In addition, for each worker retained for at least a year, businesses may claim an additional general business tax credit, up to $1,000 per worker, when they file their 2011 income tax returns.
- New hires filling new or existing positions qualify but only if the workers they are replacing left voluntarily or for cause.
- Family members and other relatives do not qualify.
- The employer must get a statement from each eligible new hire certifying that he or she was unemployed during the 60 days before beginning work or, alternatively, worked fewer than a total of 40 hours for someone else during the 60-day period.
What employers can qualify for HIRE benefits
Businesses, agricultural employers, tax-exempt organizations and public colleges and universities all qualify to claim the payroll tax benefit for eligible newly-hired employees.
What employers can not qualify
Household employers cannot claim this new tax benefit.
How to claim the benefit
Employers claim the payroll tax benefit on the federal employment tax return they file, usually quarterly, with the IRS. Eligible employers will be able to claim the new tax incentive on their revised employment tax form for the second quarter of 2010. The payroll tax exemption is claimed on Form 941, Employer's Quarterly Federal Tax Return, beginning with the second quarter of 2010.
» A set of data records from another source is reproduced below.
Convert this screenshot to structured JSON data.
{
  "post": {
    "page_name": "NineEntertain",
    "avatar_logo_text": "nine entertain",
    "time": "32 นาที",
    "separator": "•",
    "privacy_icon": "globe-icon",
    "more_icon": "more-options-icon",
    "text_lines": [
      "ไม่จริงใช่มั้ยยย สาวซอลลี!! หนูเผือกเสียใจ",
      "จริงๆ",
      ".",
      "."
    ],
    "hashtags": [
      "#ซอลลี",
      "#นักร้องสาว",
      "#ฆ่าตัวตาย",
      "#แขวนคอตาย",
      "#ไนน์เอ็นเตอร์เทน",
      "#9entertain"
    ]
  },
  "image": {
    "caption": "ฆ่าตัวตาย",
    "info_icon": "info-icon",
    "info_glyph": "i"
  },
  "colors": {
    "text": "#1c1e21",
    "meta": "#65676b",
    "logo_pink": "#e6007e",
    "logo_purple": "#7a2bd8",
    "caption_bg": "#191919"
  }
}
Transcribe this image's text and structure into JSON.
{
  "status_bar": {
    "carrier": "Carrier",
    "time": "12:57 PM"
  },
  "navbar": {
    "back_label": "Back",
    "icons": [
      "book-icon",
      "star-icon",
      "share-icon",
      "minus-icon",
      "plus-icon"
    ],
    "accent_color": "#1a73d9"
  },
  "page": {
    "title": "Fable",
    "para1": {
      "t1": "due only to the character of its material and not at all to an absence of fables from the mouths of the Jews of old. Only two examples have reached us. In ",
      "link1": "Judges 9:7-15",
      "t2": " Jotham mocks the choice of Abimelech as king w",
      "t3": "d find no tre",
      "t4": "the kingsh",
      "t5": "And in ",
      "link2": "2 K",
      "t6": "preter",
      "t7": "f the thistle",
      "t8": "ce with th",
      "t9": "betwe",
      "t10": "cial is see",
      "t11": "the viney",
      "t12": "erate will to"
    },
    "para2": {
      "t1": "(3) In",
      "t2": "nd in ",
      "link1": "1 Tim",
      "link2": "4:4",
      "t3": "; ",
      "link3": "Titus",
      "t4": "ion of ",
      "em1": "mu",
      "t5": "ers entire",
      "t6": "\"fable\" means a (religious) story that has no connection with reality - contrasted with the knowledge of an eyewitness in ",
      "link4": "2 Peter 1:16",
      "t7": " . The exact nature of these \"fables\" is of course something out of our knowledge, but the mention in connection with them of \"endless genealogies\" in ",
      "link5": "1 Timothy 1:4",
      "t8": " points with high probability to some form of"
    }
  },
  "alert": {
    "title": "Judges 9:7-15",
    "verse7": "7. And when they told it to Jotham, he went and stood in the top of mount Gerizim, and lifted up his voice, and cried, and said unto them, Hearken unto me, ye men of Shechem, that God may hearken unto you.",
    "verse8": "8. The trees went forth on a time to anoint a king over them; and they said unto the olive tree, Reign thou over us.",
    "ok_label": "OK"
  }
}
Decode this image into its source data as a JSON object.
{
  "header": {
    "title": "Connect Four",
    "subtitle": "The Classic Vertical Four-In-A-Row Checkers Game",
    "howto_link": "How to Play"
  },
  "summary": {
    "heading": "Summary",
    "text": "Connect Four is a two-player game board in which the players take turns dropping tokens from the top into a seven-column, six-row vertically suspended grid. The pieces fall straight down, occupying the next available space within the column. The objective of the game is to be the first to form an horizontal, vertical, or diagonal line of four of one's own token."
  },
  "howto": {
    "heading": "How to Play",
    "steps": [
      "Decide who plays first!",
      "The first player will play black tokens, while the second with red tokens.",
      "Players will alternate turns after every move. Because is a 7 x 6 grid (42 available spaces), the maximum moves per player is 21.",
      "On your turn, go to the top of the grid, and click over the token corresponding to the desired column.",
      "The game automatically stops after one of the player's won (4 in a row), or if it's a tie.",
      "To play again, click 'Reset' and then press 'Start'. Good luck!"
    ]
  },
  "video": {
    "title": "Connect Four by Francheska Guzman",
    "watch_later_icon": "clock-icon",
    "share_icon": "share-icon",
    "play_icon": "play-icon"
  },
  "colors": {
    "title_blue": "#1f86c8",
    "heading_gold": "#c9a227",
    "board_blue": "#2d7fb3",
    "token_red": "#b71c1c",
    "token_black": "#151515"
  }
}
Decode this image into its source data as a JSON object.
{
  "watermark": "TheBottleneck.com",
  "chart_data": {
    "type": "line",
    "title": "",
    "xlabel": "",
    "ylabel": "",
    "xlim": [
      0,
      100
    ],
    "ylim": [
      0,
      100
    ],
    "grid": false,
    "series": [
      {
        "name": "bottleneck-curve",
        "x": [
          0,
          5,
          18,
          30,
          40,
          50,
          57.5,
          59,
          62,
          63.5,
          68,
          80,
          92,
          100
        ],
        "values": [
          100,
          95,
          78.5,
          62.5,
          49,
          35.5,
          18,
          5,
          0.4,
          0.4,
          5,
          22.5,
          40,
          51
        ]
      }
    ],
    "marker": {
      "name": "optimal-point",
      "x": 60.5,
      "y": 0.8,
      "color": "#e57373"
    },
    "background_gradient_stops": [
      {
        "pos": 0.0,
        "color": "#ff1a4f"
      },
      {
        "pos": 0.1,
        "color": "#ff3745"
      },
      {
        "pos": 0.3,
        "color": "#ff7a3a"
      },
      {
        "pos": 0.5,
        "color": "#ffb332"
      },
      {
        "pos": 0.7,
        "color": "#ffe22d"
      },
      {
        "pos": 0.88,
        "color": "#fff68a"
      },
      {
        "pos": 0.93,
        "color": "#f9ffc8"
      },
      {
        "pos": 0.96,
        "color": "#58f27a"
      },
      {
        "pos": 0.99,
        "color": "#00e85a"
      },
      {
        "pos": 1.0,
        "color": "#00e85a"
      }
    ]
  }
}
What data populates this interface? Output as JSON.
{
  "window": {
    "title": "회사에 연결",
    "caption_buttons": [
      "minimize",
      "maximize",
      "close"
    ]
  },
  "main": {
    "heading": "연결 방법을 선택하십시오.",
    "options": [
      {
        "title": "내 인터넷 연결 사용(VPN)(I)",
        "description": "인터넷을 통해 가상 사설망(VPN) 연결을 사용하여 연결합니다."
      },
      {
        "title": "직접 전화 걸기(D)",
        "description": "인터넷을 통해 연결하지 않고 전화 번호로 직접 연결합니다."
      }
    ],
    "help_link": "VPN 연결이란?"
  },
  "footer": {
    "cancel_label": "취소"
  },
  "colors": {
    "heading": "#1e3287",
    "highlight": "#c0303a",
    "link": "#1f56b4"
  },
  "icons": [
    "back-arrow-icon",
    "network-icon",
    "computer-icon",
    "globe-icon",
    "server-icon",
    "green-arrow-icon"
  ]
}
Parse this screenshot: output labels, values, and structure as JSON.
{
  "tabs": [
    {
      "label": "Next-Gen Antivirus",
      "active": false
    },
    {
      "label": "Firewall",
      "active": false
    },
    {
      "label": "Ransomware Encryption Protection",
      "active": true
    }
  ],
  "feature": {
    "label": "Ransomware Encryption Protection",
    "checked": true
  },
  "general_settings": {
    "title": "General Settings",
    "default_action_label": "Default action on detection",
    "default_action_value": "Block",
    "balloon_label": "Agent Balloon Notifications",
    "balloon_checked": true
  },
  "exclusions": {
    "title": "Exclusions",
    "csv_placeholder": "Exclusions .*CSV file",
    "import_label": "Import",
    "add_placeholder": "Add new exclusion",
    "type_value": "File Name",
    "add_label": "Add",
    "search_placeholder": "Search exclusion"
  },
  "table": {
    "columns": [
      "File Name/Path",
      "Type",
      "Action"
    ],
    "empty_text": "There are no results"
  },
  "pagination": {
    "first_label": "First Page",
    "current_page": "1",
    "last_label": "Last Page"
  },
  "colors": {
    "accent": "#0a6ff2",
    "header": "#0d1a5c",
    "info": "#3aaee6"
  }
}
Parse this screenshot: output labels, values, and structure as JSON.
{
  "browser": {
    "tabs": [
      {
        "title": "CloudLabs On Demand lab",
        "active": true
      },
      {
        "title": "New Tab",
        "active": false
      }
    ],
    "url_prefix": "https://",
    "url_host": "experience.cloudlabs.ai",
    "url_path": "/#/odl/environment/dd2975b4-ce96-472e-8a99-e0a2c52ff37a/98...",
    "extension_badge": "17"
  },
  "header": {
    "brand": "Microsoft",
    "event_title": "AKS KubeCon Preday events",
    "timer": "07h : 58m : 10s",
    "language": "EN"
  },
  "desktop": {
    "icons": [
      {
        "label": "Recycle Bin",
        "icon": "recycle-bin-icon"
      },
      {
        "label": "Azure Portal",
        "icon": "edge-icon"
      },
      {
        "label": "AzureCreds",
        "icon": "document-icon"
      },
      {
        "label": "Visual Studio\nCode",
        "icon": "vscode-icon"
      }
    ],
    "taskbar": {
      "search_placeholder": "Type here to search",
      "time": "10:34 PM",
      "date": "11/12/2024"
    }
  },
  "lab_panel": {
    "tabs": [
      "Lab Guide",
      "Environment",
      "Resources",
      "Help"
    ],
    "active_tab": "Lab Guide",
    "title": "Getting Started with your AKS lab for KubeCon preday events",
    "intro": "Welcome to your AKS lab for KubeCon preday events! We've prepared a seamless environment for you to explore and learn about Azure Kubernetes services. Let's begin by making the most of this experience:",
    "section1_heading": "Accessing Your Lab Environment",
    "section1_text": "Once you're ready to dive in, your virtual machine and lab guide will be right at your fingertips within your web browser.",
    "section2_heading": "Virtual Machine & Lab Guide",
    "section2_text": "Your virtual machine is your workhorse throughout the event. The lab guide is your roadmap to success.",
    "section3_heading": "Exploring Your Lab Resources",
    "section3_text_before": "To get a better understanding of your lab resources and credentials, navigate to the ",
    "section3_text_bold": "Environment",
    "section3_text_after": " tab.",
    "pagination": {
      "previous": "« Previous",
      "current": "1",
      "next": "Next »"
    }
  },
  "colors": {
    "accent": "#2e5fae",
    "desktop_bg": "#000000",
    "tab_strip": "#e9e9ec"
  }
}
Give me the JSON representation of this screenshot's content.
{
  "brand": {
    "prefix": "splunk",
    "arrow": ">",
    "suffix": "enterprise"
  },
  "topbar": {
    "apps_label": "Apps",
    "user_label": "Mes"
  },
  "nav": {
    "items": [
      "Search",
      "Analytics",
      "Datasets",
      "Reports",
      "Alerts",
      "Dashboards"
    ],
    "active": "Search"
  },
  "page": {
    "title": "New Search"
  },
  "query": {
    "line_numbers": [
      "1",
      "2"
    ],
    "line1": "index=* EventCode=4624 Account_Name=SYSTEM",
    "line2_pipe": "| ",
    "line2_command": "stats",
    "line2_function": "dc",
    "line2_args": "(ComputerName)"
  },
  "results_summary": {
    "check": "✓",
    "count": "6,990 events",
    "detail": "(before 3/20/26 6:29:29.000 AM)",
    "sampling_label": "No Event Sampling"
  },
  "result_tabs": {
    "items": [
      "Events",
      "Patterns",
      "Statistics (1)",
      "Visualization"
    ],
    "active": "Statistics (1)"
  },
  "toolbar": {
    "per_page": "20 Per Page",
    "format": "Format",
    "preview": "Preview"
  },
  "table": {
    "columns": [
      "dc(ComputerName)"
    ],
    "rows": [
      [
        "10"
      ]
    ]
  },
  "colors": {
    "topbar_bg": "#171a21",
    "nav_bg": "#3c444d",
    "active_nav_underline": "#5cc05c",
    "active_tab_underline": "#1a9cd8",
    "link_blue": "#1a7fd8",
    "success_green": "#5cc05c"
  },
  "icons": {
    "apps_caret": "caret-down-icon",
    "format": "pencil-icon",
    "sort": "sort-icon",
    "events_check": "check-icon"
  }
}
- IRS.gov - Press release, March 18, 2010, "Two New Tax Benefits Aid Employers Who Hire and Retain Unemployed Workers"